I have Hairy Balls…
…in my garden. Actually, more precisely, it’s milkweed – Asclepias Physocarpus to be exact.
I was shopping at the Navy Exchange garden shop and saw this plants but I recognized them for their white flowers. I had one of these in my garden last year, having purchased it at the Master Gardener Spring Seminar,where I was told that it was called “Family Jewels” which I thought was because of the dainty white flowers. Between getting eaten down by the caterpillars, and the aphids that took over, the poor plant finally died. I liked the plant for it’s white flowers but didn’t understand why it was named “Family Jewels.” Mystery solved!
Native to Southeast Africa, Hairy Balls Milkweed grows 48″-60″ high. Plant in full sun and treat as an annual. Asclepias physocarpa, aka Gomphocarpus physocarpus, goes by many common names: Swan Plant, Balloon Plant, Cotton-bush, Oscar, Family Jewels, Devil’s Balls, and of course, Hairy Balls, my personal favorite and soooo unlady-like.
The weather has been incredible and I know I’m getting spring fever!
It’s time!!! Start planning your spring vegetable garden
Some more vertical gardening: Gutter gardening
This is pretty and looks easy enough to make: DIY Succulent Table
I live in Zone 10b: The New Plant Hardiness Zones
We can all relate - new Gardening Shows we’d like to see!
Happy Monday! Have a great week…..
In my ongoing stress testing of plants in the yard (translation – lazy and inattentive!), I’ve ended up with a couple of toughies that are worth sharing. This Aeonium ‘Cyclops’ has been sitting on a shelf out in my garden for at least six months. The floret is looking pretty good, don’t you think?

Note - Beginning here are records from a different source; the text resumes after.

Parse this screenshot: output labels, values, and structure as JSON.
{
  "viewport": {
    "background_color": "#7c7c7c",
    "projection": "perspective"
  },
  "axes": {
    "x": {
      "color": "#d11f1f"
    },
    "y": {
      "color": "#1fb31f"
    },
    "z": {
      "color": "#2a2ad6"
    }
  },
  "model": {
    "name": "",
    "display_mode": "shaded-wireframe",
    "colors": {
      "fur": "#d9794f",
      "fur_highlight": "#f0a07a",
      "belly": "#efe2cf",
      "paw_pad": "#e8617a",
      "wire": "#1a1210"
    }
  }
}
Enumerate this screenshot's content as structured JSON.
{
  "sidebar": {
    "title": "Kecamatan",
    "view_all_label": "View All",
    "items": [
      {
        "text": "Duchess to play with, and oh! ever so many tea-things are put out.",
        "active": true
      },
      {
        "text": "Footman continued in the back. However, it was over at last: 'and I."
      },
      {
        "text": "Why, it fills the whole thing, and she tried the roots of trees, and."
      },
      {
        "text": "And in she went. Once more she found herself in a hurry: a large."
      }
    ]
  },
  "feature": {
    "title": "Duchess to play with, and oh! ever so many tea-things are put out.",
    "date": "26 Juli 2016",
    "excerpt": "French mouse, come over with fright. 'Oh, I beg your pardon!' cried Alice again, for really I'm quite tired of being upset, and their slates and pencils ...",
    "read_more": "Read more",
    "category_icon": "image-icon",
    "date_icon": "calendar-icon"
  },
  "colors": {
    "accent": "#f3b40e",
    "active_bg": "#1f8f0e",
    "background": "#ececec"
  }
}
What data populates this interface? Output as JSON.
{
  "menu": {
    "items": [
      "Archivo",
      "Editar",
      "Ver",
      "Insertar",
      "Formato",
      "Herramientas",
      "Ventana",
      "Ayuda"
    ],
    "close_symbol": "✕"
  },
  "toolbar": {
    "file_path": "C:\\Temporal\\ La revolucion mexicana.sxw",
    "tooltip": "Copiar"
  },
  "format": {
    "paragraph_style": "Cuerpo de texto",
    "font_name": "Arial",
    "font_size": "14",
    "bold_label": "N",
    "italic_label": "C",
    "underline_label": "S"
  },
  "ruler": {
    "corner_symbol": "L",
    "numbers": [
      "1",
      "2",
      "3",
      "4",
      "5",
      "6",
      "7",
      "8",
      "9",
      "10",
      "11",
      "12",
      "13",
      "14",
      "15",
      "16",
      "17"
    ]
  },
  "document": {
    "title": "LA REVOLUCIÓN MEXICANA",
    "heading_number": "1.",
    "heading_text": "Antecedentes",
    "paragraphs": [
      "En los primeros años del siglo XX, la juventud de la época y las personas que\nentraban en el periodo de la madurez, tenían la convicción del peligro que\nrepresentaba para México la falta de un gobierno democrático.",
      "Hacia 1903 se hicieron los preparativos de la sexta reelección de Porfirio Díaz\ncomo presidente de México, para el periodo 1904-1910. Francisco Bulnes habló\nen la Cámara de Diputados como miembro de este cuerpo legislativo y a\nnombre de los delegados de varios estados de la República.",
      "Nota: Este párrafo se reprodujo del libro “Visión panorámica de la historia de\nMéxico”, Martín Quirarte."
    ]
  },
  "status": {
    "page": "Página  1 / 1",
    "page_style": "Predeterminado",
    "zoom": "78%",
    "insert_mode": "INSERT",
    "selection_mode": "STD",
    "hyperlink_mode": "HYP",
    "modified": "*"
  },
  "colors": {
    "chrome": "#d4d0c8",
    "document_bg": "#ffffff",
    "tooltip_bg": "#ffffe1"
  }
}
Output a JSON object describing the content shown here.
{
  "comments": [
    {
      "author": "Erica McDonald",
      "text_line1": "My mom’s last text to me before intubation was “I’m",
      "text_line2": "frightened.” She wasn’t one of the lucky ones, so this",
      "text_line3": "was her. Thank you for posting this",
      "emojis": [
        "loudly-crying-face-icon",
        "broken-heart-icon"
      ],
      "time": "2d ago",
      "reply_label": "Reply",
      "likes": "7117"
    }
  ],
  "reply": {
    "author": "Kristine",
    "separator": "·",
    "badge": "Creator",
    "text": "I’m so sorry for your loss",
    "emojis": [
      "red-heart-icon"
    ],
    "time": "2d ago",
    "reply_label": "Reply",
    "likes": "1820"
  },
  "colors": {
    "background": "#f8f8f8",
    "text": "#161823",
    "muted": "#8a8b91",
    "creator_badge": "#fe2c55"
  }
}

This Aeonium ‘Sunburst’ was used in a succulent floral arrangement that I entered in the Coronado Flower Show last April. The arrangement was supported with sand so this piece has had no water for about eight months. It’s not at its “peak of perfection” but considering how much it has been handled it’s looking pretty good.
Here are the two aeoniums that have rooted. Look at the roots on both of these plants. While it’s tempting to stick the whole piece in the ground with roots intact, that’s not the best recipe for success. Check out this past post on succulent propagation for proper cutting for better results.
Time to get these two stalks planted.
The San Diego Audubon Society is hosting a Native Gardening Workshop on Saturday, February 4th, 11th and 18th from 10 am – 2 pm.
Learn how to design a water saving, bird friendly garden in your own yard. Work on projects that you can take home. Learn from experts that work with native plants and garden design. Experience hands on activities to develop your skills and knowledge. The workshop is free.
Participants should come in clothes if you don’t mind them getting dirty, sturdy shoes and wear sunscreen, sunglasses, and hats. We will provide work gloves, tools, snacks and water.
Please RSVP to Beckywilbanks@cox.netor 760-295-1548. Volunteers under the age of 18 must have a parent or guardian.
Can’t make it Sat.? The Anstine-Audubon nature preserve is looking for tour leaders. We need a volunteer or two to help Public relations and marketing! There are other opportunities as well! Please contact Becky Wilbanks at 760-295-1548
The Anstine-Audubon nature preserve is located at 2437 Hutchison Street in Vista, CA 92084.
When weeding, the best way to make sure you are removing a weed and not a valuable plant is to pull on it. If it comes out of the ground easily, it is a valuable plant. ~Author Unknown
Here is another succulent putting on a great show now. This is in my neighbor’s front yard and it’s been a work in progress for a few months. It looked like a giant asparagus when the spike started reaching for the sky.
This is what the flowers look like before they bloom. This clump is known as a cyme.
Here’s the agave in all its glory. Like other succulent blooms, the flowers start opening at the bottom and work their way up. Bees were buzzing all over the flowers. These are soooo cool!
This bloom spike is about 12 feet tall. The plant will die back when the stalk is done blooming, but it will send shoots out from the base and repopulate itself.
When most of our gardens are resting and not looking their best, succulents are putting on a great show. I’ve got a little clump of aloe arborscens planted around my jacaranda tree in the front yard. This year I’m having a good show of aloe blooms: tall, deep orange, and reaching for the sky.
The plants were cuttings taken from a friend’s garden. It’s taken two years, but the plants are filling in nicely and are finally mature enough to put out blooms.
Here’s a tight flower bud that appeared when the bloom spikes first came up early in December.
Now the aloes are in perfect form. It’s a beautiful sight when I drive up to the house.